75 represents objectlevel rules by functions, while Isabelle represents them 
75 represents objectlevel rules by functions, while Isabelle represents them 
76 by terms. You may find my other writings~\cite{paulson87,paulsonhandbook} 
76 by terms. You may find my other writings~\cite{paulson87,paulsonhandbook} 
77 helpful in understanding the relationship between {\sc lcf} and Isabelle. 
77 helpful in understanding the relationship between {\sc lcf} and Isabelle. 
78 

79 Isabelle does not keep a record of inference steps. Each step is checked 

80 at run time to ensure that theorems can only be constructed by applying 

81 inference rules. An Isabelle proof typically involves hundreds of 

82 primitive inferences, and would be unintelligible if displayed. 

83 Discarding proofs saves vast amounts of storage. But can Isabelle be 

84 trusted? If desired, objectlogics can be formalized such that each 

85 theorem carries a proof term, which could be checked by another program. 

86 Proofs can also be traced. 

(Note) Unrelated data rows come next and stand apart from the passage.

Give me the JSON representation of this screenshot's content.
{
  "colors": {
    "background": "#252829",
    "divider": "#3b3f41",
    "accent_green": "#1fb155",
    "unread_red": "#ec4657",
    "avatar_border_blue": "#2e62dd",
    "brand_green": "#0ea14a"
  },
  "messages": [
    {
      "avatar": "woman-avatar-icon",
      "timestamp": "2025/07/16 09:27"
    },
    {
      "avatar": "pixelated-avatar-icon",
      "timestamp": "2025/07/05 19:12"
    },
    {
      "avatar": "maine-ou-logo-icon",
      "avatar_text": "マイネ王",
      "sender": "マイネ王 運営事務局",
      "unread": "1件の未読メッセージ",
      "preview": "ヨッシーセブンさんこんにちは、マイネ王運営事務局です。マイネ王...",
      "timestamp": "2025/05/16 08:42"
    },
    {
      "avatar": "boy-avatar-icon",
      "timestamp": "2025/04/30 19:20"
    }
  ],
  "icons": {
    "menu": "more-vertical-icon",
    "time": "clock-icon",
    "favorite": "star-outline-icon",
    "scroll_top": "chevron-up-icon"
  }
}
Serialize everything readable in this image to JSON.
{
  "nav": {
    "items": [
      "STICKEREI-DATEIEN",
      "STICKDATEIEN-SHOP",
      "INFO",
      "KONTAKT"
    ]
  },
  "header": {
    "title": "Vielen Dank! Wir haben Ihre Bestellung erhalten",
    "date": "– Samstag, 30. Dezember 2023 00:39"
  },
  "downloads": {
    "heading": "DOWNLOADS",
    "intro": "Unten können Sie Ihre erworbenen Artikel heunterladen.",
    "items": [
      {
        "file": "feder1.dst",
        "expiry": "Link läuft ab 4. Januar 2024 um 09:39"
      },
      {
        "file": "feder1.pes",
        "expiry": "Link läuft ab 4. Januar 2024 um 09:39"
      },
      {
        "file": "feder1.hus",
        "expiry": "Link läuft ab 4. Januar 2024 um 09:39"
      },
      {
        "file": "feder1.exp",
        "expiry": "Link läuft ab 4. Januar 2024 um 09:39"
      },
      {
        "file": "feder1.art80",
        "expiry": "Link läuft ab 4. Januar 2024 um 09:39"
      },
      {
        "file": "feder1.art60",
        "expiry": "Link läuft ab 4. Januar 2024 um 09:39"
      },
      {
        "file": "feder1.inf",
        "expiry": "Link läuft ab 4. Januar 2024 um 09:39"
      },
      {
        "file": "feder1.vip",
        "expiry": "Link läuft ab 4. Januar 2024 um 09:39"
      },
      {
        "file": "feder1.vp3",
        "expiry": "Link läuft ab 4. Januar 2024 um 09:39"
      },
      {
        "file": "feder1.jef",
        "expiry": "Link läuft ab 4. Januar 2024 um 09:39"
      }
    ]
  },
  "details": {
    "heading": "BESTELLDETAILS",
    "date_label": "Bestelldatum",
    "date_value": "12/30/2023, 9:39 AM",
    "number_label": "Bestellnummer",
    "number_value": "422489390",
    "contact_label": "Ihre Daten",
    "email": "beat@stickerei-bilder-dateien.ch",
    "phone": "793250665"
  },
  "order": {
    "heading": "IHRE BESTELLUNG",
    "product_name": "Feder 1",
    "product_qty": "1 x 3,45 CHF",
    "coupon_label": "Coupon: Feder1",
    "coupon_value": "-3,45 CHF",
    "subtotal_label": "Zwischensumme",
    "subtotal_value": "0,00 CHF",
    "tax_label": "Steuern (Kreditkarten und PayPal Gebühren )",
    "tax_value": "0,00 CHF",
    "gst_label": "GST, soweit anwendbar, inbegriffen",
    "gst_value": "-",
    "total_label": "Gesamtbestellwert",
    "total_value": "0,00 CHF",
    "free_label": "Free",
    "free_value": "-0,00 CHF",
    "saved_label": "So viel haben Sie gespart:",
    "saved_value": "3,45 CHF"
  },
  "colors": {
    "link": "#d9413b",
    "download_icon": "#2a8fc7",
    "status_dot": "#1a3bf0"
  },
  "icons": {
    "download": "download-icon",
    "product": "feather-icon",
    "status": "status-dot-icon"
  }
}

87 
78 
88 \index{Isabelle!release history} Isabelle was first distributed in 1986. 
79 \index{Isabelle!release history} Isabelle was first distributed in 1986. 
89 The 1987 version introduced a higherorder metalogic with an improved 
80 The 1987 version introduced a higherorder metalogic with an improved 
90 treatment of quantifiers. The 1988 version added limited polymorphism and 
81 treatment of quantifiers. The 1988 version added limited polymorphism and 
91 support for natural deduction. The 1989 version included a parser and 
82 support for natural deduction. The 1989 version included a parser and 
140 \include{foundations} 
131 \include{foundations} 
141 \include{getting} 
132 \include{getting} 
142 \include{advanced} 
133 \include{advanced} 
143 
134 
144 \bibliographystyle{plain} \small\raggedright\frenchspacing 
135 \bibliographystyle{plain} \small\raggedright\frenchspacing 
145 \bibliography{string,atp,funprog,general,logicprog,theory} 
136 \bibliography{string,atp,funprog,general,logicprog,isabelle,theory} 
146 
137 
147 \input{intro.ind} 
138 \input{intro.ind} 
148 \end{document} 
139 \end{document}